Cochlear (COH) researches, develops and markets cochlear implant systems for hearing impaired individuals.The company currently occupies a ~70% share of the world market for the profoundly hearing impaired (PHI).
COH hearing implant systems include Nucleus and Baha, and are sold in over 100 countries, with direct operations in over 20 countries. With well over 80% of the group’s earnings not denominated in Australian dollars, the company’s bottom line is sensitive to currency translation.
COH’s FY12 results don’t look that impressive at first glance.
Net profit was $56.8 million, down 68% on the prior year’s result.
However, this did include a $101.3 million (post-tax) charge relating to the voluntary product recall of its implanted Nucleus CI500 range after an increase in failures in its Nucleus CI512 implants.
Total revenue over the period was down 4% to $779 million.
However if we look at sales on a constant currency terms they were actually up 1%.
Implant sales for the full year were 23,087 units, which was down 6% on the prior year.
Whilst the fall in implant sales would normally give us some cause for concern, especially given the recall issues, the second half sales showed a 15% improvement on the first half.
As previously mentioned, COH’s earnings are very sensitive to Australian dollar movements given that over 80% of its earnings are sourced overseas. Over the last month the Australian dollar has fallen against most currencies, and against the US dollar it has fallen from a little over $1.06 to $1.02.
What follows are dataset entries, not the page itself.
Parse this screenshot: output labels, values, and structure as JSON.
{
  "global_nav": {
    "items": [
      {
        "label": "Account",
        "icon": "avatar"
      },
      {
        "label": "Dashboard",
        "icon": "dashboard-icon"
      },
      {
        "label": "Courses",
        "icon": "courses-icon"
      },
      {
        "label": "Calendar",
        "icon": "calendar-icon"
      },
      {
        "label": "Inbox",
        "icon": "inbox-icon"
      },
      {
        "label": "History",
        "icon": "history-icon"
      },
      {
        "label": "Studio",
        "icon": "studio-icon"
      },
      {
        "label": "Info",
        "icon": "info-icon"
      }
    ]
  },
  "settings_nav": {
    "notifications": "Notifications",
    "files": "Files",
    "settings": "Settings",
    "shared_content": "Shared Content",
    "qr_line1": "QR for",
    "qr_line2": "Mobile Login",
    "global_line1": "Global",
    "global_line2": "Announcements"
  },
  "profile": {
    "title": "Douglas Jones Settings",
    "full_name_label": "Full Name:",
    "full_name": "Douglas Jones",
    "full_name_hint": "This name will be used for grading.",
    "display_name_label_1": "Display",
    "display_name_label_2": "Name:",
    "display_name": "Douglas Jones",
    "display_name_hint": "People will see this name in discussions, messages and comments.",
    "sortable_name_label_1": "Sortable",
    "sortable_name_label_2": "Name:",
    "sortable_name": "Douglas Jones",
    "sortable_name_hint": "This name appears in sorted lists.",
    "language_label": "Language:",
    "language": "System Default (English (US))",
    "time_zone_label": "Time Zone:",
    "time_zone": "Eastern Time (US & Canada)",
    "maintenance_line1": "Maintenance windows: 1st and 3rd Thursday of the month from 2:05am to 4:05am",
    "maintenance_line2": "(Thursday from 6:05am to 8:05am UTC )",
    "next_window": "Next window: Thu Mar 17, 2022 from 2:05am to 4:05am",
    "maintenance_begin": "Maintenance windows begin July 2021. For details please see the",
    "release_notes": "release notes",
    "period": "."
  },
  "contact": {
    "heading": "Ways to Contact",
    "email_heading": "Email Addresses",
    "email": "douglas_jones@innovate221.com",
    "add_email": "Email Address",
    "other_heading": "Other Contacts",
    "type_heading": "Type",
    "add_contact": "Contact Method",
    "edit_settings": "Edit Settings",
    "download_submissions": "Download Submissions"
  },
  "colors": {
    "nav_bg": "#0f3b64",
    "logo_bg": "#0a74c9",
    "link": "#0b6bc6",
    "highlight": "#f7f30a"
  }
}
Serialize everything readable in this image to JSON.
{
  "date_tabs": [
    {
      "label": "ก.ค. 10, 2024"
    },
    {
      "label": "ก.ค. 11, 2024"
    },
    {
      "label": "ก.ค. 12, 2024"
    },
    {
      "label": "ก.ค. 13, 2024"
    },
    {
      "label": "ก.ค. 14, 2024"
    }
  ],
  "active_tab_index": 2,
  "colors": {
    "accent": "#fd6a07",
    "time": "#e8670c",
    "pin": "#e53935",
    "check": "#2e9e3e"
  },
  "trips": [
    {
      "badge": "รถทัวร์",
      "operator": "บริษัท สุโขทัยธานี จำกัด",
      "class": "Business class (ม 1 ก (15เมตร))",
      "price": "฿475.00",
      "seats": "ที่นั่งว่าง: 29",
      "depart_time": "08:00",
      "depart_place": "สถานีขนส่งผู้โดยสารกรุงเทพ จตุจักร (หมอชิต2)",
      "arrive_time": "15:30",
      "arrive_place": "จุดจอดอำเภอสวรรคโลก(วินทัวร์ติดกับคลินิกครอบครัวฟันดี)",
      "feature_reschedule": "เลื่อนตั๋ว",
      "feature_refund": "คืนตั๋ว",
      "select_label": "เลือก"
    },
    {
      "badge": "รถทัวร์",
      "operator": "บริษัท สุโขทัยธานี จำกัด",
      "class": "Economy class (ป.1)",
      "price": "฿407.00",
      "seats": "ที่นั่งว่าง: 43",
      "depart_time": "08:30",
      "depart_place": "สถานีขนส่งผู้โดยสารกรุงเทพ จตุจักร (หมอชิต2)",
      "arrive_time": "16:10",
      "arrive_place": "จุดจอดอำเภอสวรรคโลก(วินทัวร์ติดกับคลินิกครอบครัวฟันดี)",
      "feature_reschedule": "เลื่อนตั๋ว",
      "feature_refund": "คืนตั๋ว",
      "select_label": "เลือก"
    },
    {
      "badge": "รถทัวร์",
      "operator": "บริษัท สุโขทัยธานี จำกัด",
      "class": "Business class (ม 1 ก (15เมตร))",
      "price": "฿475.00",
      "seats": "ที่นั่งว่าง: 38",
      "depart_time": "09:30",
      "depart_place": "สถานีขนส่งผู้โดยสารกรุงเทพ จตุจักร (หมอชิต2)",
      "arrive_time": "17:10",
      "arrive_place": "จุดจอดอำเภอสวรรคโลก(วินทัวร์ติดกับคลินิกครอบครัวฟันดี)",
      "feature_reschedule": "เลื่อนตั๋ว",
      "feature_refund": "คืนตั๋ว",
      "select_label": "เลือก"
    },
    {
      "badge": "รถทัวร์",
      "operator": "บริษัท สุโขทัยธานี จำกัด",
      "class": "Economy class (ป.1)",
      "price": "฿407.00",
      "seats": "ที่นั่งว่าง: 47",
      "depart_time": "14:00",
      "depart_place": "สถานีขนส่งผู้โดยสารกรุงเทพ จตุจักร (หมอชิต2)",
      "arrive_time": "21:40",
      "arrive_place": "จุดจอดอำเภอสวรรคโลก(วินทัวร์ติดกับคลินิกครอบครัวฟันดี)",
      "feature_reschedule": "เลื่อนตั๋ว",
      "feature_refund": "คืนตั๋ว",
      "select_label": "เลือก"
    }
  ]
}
Against the euro, the Aussie has fallen from about $0.86 to $0.81. It is well known that there is a strong positive correlation between the Australian dollar and the country’s mining industry.
As such, the recent weakness in the sector is likely to see continued weakness in the Aussie dollar.
The recall appears not to have affected COH’s revenue, at least on a constant currency terms. The company’s long-term position still remains strong, with an aging population likely to support growth for many years to come.
COH’s earnings have always been defensive in nature and we don’t see this changing in the future. As such we believe that the short-term weakness in the Aussie dollar will continue to see COH’s share price to appreciate in the near-term.